## [Information shown]
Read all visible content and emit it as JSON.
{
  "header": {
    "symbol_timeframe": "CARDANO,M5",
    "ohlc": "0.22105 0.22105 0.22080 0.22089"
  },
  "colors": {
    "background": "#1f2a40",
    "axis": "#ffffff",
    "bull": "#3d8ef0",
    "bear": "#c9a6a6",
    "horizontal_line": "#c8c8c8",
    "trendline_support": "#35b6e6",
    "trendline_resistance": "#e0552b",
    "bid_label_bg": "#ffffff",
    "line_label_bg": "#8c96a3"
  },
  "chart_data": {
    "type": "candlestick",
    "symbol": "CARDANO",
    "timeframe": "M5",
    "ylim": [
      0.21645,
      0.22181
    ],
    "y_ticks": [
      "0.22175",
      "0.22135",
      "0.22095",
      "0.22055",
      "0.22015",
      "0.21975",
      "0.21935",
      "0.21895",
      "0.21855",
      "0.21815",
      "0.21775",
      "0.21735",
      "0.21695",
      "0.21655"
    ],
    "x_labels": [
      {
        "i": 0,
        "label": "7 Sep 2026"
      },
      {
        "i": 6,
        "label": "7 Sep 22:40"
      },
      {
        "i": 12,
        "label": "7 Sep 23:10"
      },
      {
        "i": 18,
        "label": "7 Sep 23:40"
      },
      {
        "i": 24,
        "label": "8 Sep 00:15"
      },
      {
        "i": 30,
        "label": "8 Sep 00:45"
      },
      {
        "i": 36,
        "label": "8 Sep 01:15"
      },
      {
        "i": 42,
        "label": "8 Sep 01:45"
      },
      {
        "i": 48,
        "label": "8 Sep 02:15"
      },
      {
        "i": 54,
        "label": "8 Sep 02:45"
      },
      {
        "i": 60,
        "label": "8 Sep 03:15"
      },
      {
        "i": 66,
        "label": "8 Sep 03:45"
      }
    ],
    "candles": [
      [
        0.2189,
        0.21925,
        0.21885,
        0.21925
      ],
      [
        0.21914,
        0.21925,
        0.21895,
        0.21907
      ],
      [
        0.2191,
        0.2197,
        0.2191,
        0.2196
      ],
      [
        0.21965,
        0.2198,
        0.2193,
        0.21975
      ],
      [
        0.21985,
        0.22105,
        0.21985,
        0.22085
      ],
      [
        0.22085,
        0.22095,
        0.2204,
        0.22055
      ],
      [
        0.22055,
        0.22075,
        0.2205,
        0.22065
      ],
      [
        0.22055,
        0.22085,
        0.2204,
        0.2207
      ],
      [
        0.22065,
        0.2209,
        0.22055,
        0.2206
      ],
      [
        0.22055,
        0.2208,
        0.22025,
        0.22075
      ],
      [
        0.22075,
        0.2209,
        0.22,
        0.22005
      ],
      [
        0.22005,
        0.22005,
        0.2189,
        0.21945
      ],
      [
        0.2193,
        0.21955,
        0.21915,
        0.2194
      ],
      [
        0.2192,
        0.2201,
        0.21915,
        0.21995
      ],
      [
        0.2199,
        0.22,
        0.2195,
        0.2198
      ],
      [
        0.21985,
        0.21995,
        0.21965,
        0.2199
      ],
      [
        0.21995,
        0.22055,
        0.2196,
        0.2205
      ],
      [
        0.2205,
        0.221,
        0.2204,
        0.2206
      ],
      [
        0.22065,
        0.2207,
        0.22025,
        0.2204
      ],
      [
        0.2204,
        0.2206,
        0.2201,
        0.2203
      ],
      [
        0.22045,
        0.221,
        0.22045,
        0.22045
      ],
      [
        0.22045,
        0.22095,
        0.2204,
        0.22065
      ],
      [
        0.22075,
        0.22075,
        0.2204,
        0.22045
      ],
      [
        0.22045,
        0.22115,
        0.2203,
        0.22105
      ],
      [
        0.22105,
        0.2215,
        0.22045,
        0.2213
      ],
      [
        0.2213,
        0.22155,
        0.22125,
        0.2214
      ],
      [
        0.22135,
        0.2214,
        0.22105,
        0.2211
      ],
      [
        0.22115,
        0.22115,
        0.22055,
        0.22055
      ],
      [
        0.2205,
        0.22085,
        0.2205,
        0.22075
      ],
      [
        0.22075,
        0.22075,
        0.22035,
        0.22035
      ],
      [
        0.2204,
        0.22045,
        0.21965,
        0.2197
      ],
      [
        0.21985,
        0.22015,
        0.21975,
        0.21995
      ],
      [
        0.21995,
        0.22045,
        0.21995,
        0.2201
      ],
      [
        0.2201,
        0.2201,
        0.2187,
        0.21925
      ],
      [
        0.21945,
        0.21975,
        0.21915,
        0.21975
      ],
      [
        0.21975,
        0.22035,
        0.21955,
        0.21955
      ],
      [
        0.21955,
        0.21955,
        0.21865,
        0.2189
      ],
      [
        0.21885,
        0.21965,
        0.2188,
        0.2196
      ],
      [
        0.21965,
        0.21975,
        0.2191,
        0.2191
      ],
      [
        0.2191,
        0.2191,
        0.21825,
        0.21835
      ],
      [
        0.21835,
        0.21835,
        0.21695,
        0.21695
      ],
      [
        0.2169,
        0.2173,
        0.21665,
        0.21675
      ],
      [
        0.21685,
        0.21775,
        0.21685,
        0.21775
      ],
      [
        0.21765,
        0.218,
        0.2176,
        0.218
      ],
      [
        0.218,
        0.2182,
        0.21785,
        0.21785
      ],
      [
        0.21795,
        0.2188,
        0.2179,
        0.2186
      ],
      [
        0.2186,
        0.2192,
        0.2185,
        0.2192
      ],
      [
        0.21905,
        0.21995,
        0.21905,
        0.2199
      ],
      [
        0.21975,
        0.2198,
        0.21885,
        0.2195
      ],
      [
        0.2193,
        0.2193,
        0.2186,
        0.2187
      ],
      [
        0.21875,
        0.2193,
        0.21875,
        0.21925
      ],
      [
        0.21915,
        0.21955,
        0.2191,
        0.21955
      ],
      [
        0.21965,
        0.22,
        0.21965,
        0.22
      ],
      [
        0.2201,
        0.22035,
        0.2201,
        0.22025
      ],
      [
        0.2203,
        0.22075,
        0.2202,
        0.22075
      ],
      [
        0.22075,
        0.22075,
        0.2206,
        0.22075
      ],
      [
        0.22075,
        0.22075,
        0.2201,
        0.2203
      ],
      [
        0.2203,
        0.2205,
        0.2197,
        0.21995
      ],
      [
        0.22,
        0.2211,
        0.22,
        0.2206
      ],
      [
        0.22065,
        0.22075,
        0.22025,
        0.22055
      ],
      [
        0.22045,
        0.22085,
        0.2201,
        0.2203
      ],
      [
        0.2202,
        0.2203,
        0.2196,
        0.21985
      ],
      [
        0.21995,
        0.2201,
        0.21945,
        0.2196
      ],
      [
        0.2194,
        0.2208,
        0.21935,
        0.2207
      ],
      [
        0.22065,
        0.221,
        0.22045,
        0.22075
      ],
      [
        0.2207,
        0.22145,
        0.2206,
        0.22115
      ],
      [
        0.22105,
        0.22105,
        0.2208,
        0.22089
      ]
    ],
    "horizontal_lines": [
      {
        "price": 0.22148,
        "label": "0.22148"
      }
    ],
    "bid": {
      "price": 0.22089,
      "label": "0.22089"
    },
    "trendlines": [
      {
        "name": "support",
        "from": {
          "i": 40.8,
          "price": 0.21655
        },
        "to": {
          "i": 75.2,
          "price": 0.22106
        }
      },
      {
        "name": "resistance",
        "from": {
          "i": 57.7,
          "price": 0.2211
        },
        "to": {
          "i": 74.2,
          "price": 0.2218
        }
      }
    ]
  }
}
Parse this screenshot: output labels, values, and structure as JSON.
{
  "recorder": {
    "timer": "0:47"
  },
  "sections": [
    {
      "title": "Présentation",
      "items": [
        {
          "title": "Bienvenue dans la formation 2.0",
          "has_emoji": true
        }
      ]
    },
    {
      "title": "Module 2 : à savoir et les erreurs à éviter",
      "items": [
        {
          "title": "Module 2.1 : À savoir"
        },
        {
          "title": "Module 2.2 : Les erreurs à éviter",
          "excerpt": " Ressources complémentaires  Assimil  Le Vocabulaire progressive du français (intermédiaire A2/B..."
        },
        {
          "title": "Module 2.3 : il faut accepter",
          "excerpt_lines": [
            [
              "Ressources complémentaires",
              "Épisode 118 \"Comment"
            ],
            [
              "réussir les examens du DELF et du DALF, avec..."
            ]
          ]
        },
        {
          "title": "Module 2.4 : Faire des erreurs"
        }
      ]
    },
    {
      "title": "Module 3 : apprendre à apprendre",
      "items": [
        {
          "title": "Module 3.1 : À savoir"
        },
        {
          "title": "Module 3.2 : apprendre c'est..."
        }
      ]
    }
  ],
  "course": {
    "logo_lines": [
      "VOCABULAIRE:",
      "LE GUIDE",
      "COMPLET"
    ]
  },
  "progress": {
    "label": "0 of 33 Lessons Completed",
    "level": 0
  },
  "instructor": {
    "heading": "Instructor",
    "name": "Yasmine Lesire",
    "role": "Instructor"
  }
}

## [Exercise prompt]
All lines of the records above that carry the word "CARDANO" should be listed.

## [Exercise solution]
    "symbol_timeframe": "CARDANO,M5",
    "symbol": "CARDANO",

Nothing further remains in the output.